Hollandaise sauce is a beautiful accompaniment to asparagus, artichokes, eggs or fish.

Clarified butter:

Melt butter, skim off foam and white residue leaving just pure yellow butterfat. (The skimmed off stuff is great in mashed potatoes or drizzled over fish)

You will need:

½ pint – clarified butter

4 – Egg yolks (at room temperature)

2tblespoons – fresh lemon juice

Salt to taste, tabasco sauce or paprika

To put it together:

Heat an inch or two of water in a saucepan.

Combine egg yolks with a tablespoon of water and a little lemon juice, in a bowl, whisking for a minute or two until light and frothy.

Place your bowl directly above the pan of simmering water, do not allow the water to touch the bowl. Whisk for a couple of minutes until sauce begins to thicken, remove from the heat and add warmed butter a drop at a time while whisking constantly, if you add the butter too quickly the sauce will split.

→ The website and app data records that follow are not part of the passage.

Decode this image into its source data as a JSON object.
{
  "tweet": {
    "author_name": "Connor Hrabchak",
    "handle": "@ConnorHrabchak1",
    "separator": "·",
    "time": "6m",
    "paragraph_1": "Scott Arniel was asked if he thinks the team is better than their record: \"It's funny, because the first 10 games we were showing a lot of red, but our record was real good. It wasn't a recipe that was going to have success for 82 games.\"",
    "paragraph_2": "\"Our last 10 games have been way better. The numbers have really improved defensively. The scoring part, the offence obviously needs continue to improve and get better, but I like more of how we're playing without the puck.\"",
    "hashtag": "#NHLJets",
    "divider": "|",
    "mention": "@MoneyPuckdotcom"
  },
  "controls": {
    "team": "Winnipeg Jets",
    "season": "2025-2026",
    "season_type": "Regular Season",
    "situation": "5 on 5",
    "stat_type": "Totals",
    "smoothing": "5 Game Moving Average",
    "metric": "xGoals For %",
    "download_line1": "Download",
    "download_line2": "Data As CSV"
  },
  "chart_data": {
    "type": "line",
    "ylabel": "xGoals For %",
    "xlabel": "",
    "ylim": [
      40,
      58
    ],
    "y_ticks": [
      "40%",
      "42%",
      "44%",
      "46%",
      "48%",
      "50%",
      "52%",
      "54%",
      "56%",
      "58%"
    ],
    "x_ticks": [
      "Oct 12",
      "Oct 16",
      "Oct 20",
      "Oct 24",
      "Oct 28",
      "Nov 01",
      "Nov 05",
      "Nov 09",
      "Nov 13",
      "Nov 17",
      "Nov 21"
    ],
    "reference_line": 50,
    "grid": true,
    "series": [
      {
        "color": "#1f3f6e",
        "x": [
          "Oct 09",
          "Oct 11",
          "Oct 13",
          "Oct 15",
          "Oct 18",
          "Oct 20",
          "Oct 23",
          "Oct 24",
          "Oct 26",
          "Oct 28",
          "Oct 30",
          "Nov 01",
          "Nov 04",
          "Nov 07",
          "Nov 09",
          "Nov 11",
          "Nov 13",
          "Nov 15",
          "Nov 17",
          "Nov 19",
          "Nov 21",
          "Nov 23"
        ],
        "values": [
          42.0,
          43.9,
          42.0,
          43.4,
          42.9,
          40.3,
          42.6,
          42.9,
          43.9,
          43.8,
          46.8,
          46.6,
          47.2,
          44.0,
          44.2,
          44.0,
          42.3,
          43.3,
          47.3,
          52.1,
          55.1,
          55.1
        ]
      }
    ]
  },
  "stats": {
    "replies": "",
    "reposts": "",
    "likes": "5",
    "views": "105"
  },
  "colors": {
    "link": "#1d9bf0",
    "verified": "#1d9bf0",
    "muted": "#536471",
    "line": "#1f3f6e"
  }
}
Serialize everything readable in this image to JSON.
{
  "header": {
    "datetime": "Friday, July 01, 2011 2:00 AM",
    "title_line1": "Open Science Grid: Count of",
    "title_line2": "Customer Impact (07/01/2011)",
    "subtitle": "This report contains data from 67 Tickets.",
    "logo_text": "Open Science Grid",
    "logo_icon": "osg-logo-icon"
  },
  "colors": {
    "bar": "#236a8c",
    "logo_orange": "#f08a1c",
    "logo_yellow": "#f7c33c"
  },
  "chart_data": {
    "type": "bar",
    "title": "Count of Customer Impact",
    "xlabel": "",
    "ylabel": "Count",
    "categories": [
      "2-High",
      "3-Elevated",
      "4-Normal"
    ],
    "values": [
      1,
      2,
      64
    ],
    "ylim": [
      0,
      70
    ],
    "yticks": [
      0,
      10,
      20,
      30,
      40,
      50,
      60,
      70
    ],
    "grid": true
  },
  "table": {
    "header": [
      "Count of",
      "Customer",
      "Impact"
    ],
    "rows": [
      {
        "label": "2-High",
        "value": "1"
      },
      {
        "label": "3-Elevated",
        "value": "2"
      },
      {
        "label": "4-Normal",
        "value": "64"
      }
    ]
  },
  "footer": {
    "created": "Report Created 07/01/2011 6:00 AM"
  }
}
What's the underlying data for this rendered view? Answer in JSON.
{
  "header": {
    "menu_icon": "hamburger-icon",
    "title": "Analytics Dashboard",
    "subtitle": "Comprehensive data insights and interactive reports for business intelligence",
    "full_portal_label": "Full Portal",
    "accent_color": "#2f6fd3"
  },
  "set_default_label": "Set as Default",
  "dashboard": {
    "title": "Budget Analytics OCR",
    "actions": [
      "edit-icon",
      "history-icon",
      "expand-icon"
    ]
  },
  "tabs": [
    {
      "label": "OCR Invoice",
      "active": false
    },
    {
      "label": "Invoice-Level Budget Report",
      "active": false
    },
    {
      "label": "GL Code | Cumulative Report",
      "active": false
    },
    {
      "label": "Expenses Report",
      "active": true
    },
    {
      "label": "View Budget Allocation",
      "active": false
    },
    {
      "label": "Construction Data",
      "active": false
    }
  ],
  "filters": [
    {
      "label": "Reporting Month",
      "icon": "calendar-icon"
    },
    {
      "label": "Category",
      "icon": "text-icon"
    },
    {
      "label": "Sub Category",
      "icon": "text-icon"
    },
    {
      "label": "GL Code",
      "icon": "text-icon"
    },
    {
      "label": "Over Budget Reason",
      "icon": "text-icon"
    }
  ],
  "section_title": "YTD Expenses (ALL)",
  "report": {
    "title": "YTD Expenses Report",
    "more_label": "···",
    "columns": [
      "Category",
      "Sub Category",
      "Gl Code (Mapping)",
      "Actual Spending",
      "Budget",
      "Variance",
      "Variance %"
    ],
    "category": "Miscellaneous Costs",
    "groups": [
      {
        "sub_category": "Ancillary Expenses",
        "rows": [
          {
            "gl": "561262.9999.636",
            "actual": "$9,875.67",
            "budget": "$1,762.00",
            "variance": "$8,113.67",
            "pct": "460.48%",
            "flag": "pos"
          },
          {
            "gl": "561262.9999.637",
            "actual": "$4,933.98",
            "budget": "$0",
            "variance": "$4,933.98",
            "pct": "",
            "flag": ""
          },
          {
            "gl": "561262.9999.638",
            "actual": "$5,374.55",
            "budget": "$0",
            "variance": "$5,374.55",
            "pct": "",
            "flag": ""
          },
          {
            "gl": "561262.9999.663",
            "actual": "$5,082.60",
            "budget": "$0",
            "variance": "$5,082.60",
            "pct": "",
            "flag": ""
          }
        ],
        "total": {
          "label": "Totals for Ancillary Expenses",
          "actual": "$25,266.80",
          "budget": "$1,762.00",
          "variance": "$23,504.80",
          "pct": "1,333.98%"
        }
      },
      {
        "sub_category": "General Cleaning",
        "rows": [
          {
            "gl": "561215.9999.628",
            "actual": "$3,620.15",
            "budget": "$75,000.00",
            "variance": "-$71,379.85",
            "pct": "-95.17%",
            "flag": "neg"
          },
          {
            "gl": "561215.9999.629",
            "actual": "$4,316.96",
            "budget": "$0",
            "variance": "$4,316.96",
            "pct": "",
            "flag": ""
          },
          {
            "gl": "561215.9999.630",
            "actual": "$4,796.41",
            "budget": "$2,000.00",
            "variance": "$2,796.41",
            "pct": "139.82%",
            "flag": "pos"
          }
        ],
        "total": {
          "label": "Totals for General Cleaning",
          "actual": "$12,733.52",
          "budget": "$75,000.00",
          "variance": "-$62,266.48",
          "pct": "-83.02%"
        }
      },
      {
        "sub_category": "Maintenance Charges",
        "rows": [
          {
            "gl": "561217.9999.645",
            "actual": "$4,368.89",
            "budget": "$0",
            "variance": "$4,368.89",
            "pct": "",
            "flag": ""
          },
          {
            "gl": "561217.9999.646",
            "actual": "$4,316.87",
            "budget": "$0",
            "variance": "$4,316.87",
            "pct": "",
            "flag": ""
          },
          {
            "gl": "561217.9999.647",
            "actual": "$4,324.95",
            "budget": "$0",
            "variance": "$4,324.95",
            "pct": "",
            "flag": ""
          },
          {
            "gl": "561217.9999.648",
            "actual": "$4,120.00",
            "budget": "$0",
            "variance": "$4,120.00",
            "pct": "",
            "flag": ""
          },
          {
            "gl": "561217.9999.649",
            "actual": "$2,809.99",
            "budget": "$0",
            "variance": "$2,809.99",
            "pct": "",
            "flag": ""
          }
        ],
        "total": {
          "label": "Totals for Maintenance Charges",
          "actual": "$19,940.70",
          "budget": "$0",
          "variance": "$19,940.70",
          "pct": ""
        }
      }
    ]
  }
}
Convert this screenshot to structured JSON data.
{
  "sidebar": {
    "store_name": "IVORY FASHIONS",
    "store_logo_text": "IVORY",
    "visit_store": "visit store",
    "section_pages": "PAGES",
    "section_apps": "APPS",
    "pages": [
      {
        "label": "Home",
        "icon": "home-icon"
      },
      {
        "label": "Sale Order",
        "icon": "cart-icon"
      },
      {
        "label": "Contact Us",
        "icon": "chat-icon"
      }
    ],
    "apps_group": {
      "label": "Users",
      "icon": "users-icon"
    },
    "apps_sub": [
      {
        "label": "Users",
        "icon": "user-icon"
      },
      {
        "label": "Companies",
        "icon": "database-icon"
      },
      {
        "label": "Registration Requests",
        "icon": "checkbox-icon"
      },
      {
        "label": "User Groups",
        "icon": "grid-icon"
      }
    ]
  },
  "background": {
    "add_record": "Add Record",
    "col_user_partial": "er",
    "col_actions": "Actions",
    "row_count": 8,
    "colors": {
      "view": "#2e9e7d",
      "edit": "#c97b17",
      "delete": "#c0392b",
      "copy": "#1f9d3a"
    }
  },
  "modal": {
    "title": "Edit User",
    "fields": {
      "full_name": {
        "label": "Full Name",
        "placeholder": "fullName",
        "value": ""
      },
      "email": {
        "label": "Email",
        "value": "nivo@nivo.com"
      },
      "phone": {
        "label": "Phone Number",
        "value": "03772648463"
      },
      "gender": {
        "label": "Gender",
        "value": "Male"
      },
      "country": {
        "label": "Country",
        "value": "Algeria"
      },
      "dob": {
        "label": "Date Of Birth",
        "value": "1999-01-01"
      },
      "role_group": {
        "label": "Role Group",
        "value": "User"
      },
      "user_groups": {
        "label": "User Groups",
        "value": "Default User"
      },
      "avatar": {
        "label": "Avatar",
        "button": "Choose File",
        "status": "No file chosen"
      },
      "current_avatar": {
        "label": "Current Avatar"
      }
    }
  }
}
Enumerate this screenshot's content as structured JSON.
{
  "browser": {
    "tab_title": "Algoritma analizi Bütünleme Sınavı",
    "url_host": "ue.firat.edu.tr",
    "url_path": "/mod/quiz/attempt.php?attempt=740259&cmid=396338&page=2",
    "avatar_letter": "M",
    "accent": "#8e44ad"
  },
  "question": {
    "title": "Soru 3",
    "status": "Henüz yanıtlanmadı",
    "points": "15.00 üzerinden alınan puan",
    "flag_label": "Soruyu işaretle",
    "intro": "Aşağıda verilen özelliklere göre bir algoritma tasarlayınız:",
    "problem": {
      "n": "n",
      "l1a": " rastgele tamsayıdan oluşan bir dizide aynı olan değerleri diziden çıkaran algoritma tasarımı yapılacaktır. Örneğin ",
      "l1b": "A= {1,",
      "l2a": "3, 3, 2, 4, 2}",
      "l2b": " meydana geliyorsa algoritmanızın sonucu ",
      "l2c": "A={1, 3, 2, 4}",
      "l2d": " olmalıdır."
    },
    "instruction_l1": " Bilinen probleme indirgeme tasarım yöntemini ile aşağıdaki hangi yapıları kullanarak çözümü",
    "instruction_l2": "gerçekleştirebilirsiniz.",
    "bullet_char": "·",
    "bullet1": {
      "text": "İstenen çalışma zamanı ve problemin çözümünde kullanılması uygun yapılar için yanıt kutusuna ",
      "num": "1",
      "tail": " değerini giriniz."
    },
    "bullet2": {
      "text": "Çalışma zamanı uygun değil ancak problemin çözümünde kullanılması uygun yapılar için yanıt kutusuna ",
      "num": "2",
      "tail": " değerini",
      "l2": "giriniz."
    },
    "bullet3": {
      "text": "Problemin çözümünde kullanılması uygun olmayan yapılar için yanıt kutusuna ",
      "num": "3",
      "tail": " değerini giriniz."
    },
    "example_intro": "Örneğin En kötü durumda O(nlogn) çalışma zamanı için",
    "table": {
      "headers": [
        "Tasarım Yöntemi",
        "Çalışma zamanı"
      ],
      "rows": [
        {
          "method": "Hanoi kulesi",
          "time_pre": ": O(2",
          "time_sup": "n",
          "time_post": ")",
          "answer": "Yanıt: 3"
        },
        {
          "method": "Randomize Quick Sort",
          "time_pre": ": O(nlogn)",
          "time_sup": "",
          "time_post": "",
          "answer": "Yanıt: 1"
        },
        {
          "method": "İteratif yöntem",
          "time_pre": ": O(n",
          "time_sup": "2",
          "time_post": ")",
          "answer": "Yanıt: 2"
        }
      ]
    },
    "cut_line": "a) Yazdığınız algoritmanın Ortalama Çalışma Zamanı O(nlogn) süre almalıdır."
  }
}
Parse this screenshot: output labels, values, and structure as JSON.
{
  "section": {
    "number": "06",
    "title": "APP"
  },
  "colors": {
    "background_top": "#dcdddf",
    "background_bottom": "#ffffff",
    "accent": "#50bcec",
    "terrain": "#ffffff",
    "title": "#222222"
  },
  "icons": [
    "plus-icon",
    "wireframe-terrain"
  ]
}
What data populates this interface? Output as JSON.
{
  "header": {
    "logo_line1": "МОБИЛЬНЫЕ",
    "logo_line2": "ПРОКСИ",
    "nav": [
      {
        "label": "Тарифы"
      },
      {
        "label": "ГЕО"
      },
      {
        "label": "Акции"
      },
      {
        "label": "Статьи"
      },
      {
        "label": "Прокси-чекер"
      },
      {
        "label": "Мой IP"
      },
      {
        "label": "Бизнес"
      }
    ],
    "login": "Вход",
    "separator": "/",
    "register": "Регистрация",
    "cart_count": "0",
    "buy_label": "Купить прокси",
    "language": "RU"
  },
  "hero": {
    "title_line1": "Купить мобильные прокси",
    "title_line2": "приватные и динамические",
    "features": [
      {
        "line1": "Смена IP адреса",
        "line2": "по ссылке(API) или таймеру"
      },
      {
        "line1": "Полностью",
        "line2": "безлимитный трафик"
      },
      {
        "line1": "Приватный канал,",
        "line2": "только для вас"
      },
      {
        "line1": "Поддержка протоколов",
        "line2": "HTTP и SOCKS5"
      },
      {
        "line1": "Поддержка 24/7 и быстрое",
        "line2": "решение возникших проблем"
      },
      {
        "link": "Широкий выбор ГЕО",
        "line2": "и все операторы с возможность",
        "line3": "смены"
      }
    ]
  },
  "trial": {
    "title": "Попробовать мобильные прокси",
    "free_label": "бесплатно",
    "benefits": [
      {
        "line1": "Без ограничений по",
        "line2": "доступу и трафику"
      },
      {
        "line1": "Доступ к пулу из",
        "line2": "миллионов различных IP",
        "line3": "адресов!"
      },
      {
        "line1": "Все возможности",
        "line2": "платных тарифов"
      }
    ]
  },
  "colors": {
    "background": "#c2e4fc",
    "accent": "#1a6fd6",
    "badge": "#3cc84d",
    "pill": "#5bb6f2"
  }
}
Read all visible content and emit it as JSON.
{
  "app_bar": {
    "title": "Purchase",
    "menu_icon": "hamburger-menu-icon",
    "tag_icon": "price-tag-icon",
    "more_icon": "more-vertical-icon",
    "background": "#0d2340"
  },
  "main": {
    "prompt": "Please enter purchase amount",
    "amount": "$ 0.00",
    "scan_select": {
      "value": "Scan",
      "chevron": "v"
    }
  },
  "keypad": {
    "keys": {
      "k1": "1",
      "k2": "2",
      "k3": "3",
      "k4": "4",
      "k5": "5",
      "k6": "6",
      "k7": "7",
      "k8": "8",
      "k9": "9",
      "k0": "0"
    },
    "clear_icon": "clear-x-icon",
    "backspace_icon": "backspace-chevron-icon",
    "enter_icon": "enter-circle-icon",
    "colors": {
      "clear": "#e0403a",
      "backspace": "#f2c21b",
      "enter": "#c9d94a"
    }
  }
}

Continue whisking, as the sauce thickens you can gradually increase the rate you add the butter, but, if you have come this far why rush things now?

(Should your sauce begin to split you could try adding a little thick cream and whisking vigorously to try and rescue it).

When your sauce is at the consistency you want, i.e. smooth and firm, coating the back of a spoon, season to taste with lemon juice salt and tabasco or paprika.

Best served immediately, but can be held for a short time provided it is covered and kept warm. (No more than 1 hour).

Tomato

A basic tomato sauce is the start point for Provençale, creole, Spanish and Portuguese sauces, it is also the base of a pizza topping, and the basis of Bolognese. In its unadorned form below it goes well with stuffed marrow, for example.

You will need:

Oven-proof pan with a lid

50gm – belly pork

Mirepoix

1 clove – Garlic

2 x cans – Chopped tomatoes

Chicken stock

Ham bone (optional)

Salt and sugar to taste

Sachet of bay leaf, Thyme, parsley sprigs and peppercorns. (see Espagnole sauce)

To put together:

Pre-heat oven to 300F

Fry pork over a low heat until fat liquefies, add mirepoix and fry until onion is clear but not browned. Add tomatoes, ham bone, the stock and sachet.

Bring to the boil, cover, place in the oven for 2 hours.

Remove from the oven, discard sachet and ham bone and purée the rest in a blender until smooth.

Season to taste, adding just enough sugar to counteract the tang of the tomatoes.

Serve hot immediately, or keep covered and warm until service.

For vegetarian version leave out the ham bone and replace the pork with olive oil.

Fresh tomatoes can be used:

Bring a pan of water to the boil, add fresh tomatoes, roughly the same as two cans of tomatoes, dependant on size, for about 20 seconds, remove all the tomatoes, the skin will peel off the flesh.